BRIEF:
Could you return every line of the material that contains the word "incomplete"?

GIVEN INFORMATION:
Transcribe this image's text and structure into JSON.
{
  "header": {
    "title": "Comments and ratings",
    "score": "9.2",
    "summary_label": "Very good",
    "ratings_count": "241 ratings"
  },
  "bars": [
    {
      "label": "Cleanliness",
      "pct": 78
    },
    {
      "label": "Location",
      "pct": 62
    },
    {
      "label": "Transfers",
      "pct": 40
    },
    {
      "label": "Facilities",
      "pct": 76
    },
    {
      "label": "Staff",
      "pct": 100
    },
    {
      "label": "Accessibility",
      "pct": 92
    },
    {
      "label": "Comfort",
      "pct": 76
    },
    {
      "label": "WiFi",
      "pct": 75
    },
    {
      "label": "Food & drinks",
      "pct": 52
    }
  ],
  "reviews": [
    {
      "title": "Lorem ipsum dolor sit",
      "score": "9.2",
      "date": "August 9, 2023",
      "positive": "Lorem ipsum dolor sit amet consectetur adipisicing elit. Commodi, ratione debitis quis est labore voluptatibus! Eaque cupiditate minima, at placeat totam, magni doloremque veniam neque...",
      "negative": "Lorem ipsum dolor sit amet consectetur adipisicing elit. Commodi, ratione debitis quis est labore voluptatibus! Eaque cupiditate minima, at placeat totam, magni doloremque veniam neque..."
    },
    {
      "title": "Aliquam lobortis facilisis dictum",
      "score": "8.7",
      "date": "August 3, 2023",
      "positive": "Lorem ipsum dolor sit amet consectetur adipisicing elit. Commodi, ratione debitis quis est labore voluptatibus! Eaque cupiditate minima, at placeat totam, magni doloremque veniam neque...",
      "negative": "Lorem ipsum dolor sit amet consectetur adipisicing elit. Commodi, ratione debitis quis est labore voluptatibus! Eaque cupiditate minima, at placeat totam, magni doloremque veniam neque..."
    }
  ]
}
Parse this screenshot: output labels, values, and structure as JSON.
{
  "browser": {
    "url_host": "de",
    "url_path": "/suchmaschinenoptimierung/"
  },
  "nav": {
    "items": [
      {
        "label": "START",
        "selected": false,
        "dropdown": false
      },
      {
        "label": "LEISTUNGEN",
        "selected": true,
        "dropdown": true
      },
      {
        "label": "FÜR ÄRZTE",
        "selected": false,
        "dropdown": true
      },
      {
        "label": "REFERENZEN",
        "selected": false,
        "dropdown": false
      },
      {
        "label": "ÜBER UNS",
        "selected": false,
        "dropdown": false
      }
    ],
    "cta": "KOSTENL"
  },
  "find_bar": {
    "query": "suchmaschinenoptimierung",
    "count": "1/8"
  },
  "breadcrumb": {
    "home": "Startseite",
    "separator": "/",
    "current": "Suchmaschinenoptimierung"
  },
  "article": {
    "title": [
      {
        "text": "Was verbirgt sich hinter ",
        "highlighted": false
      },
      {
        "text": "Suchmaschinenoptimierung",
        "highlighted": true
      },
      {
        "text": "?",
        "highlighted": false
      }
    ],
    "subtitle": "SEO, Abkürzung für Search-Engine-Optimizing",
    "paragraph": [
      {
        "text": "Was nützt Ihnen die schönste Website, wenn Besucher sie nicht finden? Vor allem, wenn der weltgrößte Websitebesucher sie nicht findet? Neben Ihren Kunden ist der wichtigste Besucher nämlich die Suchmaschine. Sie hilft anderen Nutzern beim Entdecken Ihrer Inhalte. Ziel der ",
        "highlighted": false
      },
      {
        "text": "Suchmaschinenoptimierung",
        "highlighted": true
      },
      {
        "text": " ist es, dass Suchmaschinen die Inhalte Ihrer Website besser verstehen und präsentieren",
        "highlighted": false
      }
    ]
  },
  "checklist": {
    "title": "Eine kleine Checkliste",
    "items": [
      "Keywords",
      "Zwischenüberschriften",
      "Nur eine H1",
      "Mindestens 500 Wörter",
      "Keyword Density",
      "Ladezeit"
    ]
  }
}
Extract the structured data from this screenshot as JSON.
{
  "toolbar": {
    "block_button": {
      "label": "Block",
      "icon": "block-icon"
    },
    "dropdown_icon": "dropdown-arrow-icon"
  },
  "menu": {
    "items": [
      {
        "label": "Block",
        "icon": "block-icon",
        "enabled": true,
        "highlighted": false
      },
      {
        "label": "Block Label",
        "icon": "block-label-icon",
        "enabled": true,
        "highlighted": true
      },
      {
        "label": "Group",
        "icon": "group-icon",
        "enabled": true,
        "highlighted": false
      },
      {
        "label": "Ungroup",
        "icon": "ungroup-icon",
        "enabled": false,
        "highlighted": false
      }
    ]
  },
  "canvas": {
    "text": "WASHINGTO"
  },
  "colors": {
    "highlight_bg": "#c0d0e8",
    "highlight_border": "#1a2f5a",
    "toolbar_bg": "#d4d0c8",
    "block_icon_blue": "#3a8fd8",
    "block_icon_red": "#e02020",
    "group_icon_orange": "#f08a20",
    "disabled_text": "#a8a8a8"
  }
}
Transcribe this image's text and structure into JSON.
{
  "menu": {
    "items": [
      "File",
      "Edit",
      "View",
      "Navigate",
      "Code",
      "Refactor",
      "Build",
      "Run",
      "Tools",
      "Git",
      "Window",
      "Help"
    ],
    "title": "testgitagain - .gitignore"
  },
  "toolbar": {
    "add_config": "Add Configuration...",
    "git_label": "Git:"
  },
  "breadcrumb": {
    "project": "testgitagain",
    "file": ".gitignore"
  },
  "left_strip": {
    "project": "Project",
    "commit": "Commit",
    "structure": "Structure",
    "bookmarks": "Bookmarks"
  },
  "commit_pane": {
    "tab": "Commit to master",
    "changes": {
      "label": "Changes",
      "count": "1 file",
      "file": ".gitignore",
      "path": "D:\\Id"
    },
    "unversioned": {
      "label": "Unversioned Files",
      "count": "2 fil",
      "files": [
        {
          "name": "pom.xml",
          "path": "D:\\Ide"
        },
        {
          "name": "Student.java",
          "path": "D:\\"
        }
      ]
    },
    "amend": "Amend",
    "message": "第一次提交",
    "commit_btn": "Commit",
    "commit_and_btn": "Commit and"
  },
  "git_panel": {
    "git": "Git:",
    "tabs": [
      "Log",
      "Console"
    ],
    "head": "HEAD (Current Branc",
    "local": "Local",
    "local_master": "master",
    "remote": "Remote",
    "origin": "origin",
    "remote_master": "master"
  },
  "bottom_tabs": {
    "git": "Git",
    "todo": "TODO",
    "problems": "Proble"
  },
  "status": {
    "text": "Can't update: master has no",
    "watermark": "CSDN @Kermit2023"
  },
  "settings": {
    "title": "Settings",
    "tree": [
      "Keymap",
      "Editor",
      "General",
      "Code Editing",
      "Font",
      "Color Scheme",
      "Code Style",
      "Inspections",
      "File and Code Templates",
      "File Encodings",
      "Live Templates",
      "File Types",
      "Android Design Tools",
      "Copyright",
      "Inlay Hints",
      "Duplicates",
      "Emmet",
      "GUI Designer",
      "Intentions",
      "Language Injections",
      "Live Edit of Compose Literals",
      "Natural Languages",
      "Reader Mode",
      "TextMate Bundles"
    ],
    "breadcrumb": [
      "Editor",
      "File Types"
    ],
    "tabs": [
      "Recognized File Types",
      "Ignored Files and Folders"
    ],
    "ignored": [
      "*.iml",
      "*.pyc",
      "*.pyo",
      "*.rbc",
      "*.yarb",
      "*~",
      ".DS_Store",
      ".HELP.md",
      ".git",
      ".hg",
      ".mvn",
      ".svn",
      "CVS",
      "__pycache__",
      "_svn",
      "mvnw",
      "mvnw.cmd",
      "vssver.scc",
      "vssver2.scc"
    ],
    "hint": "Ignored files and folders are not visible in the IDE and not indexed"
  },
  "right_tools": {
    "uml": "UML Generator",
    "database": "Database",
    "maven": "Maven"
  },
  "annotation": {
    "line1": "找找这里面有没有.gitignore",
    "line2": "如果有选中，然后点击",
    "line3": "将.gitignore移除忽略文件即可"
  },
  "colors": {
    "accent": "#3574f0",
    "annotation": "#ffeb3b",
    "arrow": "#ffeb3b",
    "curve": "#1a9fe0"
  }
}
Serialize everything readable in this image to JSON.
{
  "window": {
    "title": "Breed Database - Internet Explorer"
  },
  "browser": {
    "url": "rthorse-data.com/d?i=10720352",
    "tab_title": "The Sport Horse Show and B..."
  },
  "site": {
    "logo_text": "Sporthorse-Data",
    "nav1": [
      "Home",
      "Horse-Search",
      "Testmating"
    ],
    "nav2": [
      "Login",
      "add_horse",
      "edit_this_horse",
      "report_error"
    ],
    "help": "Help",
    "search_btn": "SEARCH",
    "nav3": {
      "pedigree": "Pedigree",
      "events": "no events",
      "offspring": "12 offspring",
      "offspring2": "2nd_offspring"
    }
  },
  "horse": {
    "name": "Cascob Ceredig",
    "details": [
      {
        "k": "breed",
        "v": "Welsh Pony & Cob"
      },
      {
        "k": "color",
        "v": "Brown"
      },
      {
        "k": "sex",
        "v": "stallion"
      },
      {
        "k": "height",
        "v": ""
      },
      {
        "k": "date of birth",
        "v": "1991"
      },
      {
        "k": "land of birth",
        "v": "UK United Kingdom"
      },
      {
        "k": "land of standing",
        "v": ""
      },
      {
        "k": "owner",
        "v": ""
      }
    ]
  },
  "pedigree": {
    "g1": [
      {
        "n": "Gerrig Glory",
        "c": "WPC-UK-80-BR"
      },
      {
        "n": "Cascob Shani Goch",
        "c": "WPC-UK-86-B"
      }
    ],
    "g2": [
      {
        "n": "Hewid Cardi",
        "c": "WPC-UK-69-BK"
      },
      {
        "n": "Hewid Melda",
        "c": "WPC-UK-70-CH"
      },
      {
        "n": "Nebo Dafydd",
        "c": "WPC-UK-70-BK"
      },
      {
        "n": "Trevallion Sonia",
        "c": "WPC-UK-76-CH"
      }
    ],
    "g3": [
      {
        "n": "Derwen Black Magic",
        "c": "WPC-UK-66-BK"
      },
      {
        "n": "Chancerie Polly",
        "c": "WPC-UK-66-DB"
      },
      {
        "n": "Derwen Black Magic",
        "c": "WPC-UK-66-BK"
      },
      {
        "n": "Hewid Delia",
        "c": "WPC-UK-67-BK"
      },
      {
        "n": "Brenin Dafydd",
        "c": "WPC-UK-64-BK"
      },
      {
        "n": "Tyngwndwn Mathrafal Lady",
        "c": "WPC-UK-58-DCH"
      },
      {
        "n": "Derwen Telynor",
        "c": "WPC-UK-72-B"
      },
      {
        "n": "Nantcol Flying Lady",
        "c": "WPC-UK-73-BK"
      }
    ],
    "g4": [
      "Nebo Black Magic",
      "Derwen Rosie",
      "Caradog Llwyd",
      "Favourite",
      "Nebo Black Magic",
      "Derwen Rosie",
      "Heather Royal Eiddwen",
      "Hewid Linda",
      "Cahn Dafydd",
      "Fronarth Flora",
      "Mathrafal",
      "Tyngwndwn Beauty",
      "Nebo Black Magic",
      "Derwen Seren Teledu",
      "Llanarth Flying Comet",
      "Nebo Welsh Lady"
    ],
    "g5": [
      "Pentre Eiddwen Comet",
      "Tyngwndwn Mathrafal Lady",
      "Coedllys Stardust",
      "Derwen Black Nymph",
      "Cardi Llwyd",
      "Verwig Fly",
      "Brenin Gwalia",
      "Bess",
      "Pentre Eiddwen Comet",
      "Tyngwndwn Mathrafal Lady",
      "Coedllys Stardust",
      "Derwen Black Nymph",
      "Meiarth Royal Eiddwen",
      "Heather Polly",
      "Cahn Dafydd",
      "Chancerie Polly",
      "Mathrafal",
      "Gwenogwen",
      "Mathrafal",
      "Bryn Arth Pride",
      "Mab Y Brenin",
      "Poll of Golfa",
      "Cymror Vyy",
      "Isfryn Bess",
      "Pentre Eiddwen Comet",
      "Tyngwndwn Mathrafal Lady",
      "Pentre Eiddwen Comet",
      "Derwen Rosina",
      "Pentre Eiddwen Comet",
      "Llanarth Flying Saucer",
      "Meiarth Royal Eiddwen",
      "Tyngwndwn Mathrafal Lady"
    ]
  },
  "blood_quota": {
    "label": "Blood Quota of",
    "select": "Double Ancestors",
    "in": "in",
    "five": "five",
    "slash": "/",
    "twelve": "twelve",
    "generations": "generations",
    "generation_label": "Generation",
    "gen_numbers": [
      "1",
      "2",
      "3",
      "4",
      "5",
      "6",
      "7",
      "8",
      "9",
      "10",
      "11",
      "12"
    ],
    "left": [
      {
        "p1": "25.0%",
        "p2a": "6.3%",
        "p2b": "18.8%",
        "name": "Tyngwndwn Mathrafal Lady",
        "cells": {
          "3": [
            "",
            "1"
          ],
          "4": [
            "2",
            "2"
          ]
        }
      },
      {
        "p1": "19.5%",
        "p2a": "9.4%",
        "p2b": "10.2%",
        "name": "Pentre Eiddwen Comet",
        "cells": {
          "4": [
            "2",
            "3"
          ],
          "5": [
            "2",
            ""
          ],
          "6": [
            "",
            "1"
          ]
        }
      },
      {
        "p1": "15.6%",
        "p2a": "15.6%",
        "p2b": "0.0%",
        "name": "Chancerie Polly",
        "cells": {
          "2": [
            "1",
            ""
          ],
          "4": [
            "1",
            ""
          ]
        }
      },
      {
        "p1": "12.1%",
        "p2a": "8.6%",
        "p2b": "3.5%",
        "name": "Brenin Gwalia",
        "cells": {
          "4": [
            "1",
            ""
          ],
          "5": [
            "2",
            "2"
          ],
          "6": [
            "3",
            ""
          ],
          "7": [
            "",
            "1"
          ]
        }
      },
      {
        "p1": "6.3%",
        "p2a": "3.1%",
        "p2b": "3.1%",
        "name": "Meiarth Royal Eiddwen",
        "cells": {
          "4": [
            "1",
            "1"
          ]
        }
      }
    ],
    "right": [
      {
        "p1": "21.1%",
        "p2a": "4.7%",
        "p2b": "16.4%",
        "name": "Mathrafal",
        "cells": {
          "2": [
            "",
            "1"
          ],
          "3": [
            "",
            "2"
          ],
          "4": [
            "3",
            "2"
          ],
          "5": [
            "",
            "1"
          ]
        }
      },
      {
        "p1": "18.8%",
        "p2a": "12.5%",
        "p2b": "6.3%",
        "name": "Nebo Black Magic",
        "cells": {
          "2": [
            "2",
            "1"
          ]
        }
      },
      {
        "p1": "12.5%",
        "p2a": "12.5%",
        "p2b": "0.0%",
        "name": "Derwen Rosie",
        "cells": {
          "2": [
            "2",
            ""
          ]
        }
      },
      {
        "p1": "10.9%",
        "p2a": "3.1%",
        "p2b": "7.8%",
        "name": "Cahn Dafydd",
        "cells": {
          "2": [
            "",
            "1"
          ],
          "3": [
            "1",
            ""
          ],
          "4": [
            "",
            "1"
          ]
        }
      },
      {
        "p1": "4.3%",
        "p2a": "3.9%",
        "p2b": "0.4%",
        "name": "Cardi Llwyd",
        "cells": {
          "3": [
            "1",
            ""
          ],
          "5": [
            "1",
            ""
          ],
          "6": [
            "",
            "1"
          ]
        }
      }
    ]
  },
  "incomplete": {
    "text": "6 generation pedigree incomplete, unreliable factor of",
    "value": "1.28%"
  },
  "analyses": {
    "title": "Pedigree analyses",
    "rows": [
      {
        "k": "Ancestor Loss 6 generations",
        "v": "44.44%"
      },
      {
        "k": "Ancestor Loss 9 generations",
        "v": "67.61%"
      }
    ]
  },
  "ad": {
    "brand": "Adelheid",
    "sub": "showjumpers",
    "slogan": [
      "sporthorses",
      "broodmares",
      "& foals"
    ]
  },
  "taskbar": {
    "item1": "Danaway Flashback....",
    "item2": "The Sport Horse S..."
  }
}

RESPONSE TO THIS TASK:
  "incomplete": {
    "text": "6 generation pedigree incomplete, unreliable factor of",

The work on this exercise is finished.